  • Animal behaviour
  • Gut microbiome
  • Virology


I am currently working as a PhD student at the Laboratory of Viral Metagenomics at the Rega Institute KU Leuven and the Antwerp ZOO Centre for Research and Conservation (CRC) at Antwerp ZOO and Planckendael ZOO. For my PhD project, I focus on studying the gut virome, the collective name for the viruses in the gut, of zoo-housed and wild bonobos.


Our guts are inhabited by an enormous number of viruses. Although viruses generally have a bad reputation, not all are harmful. For example, the majority of viruses in the gut are bacteriophages, which are viruses that infect and replicate in the bacteria that also reside in the gut. Through this interaction, these phages seem to play an important, and sometimes even positive, role in regulating our health and wellbeing. In humans, the composition of the gut virome is highly specific to the individual and tends to stay relatively stable over time. However, the factors that contribute to this individual variation and stability are not well understood. The goal of my PhD project is to identify these factors in bonobos, one of our closest-living relatives. I will link the gut virome composition of the apes to various factors, such as their diet, social interactions, family bonds, gender, age, and health. To do this, I will analyze fecal samples that are already available for European zoo-housed bonobos and personally collect samples from two wild bonobo groups in the Democratic Republic of Congo. 

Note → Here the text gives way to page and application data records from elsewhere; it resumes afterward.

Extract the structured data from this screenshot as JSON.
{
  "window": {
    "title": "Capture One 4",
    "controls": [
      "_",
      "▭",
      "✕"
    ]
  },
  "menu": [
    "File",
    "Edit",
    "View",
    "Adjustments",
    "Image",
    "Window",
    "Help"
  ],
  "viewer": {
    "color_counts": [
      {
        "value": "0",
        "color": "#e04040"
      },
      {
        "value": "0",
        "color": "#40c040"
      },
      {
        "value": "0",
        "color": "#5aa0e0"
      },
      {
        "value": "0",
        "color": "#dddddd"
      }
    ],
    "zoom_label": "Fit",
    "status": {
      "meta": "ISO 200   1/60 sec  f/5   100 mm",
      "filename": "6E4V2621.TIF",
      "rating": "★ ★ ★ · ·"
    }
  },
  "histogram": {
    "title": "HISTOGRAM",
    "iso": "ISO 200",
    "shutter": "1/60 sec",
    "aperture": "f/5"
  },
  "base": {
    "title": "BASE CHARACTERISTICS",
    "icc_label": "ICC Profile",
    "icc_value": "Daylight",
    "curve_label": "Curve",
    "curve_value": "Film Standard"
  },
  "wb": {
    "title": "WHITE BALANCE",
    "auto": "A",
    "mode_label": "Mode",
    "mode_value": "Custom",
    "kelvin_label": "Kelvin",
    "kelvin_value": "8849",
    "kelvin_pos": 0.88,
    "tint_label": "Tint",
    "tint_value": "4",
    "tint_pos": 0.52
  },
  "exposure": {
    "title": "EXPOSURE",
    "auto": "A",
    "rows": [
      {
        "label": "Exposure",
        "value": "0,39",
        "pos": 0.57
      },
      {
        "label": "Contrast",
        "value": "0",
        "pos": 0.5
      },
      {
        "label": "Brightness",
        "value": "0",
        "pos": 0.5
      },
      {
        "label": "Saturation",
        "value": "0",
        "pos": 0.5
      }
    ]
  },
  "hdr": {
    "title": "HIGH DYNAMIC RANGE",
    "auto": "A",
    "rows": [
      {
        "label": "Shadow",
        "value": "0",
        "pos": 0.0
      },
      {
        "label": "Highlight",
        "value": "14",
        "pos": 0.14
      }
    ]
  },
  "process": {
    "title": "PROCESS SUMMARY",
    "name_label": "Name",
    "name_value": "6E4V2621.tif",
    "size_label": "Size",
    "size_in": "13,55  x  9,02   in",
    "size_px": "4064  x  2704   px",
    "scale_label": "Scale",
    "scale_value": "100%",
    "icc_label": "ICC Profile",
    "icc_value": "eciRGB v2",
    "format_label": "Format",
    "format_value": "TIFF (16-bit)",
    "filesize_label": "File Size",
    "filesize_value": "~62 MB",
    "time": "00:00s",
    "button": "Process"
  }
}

I have a bachelor’s degree in biology and a master’s degree in behavioral ecology, both from Utrecht University in the Netherlands. During the first internship of my master’s, I studied the welfare of a group of zoo-housed chimpanzees at a Dutch zoo. I instantly became fascinated by the apes and decided that I wanted to keep studying them. For my second internship, I studied differences in feeding tolerance between zoo-housed bonobos and chimpanzees, here at the CRC. The next step was to see them in the wild.  After university, I spent a year working as a research assistant at the Taï Chimpanzee Project (TCP) in Ivory Coast, studying mother-infant relationships and social learning in wild chimpanzees. Now, I have the opportunity to use my experiences gained from working both with wild and zoo-housed great apes during my doctoral studies.


Staes, N., Vermeulen, K., Van Leeuwen, E. J., Verspeek, J., Torfs, J. R., Eens, M., & Stevens, J. M. (2022). Drivers of dyadic cofeeding tolerance in Pan: a composite measure approach. Biology, 11(5), 713.

Also see ResearchGate